[[ RECORD EXTRACTS, beginning ]]

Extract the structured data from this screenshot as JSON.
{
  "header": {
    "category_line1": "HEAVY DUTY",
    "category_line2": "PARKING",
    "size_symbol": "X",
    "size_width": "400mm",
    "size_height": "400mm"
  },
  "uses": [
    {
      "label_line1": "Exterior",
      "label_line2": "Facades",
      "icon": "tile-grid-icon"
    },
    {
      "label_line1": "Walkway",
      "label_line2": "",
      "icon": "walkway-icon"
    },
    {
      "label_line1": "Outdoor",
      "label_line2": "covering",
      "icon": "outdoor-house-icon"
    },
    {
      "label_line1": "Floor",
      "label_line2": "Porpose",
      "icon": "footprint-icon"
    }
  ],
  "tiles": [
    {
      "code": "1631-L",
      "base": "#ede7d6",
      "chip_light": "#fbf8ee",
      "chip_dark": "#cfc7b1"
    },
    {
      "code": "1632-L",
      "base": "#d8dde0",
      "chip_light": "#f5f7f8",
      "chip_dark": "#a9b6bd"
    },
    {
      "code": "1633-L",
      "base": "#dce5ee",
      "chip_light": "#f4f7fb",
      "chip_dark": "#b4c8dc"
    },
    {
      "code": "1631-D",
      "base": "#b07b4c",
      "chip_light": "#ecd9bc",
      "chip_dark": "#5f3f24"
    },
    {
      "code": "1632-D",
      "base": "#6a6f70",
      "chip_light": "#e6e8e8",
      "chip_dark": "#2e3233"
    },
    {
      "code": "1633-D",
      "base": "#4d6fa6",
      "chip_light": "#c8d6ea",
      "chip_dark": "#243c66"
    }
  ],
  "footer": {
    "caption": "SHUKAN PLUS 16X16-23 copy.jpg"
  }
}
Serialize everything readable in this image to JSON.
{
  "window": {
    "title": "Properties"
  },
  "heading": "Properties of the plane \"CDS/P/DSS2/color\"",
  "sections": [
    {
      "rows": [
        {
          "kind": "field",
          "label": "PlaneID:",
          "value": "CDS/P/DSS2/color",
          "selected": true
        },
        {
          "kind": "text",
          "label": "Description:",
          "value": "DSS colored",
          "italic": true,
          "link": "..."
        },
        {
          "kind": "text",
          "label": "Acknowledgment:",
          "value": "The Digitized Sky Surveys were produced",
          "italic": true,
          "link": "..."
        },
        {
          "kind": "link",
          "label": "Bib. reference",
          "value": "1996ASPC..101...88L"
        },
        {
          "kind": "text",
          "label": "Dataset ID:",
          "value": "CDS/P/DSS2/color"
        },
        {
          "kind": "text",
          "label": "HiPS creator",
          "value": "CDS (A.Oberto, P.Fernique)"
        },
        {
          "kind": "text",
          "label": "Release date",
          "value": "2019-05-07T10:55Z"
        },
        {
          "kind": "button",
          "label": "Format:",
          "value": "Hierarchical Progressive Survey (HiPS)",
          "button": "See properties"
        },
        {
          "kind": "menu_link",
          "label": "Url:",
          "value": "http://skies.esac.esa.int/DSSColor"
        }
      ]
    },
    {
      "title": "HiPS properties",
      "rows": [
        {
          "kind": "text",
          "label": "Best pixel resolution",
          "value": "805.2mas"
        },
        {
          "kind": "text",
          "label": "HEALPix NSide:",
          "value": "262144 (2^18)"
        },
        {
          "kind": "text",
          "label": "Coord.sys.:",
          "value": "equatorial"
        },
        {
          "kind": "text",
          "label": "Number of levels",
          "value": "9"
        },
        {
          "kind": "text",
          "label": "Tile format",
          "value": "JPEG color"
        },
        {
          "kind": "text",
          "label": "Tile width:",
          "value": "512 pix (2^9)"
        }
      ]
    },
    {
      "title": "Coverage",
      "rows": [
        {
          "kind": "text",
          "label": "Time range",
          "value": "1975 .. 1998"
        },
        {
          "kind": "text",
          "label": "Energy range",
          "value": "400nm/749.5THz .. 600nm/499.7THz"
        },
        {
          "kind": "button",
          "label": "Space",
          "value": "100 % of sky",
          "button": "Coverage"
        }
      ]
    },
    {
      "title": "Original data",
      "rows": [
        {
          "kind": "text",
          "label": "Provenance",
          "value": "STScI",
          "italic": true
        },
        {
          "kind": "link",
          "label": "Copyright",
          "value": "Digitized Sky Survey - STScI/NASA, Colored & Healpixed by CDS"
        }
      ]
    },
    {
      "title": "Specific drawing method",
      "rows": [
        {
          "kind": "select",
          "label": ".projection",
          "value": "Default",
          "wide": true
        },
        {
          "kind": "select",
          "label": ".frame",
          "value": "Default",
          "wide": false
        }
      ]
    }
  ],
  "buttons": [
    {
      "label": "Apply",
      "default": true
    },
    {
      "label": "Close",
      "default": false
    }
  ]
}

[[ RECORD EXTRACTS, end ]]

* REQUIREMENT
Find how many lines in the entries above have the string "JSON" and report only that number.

* ANSWER SECTION
2